(Requirement):
Across the data below, how many lines have the word "software" in them? Give the number and nothing else.

(Items from an interface collection):
- Opening Delimiter -

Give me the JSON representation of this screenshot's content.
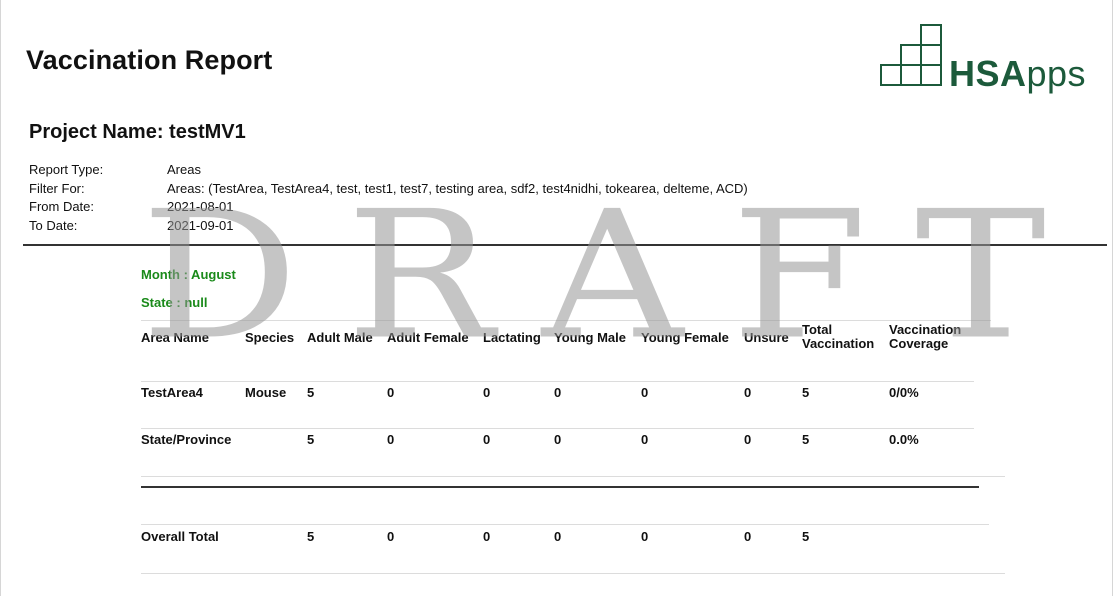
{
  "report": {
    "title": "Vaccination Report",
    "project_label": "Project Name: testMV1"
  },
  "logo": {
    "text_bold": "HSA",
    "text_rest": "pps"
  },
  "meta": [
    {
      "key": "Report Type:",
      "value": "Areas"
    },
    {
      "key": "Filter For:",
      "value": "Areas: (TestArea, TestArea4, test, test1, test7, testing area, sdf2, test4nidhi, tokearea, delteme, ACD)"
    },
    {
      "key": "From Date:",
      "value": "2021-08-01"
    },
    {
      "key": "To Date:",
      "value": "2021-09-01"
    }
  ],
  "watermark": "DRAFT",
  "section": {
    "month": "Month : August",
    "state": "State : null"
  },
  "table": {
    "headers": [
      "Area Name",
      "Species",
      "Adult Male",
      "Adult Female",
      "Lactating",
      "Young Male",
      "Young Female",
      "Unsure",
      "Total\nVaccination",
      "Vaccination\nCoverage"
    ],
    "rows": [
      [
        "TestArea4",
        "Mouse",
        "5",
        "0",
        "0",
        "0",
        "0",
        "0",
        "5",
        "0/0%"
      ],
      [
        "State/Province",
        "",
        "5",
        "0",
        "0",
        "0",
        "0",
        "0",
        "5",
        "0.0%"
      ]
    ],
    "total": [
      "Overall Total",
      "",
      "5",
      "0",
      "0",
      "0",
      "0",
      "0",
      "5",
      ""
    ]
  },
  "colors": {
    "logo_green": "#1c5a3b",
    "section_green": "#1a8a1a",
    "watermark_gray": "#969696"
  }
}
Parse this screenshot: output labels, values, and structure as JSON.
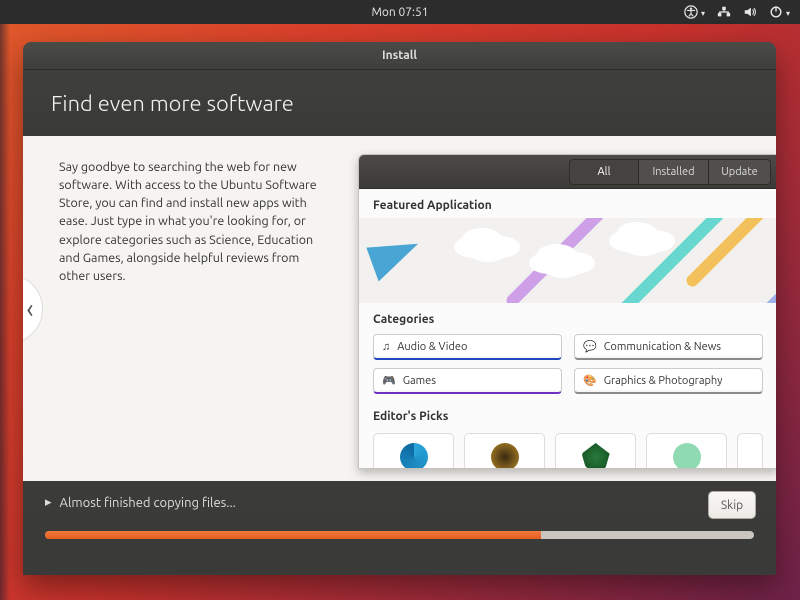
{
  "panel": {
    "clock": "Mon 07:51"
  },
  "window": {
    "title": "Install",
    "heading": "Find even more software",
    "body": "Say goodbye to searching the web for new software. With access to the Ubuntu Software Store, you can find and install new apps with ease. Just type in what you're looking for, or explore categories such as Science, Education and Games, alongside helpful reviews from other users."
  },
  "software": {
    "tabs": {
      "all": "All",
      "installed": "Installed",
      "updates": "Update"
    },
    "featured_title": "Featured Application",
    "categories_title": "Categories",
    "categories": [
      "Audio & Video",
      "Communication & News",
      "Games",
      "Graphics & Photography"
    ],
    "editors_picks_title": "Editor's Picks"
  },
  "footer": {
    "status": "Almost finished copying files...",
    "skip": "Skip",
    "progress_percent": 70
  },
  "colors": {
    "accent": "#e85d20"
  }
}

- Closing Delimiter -

(Solved problem):
3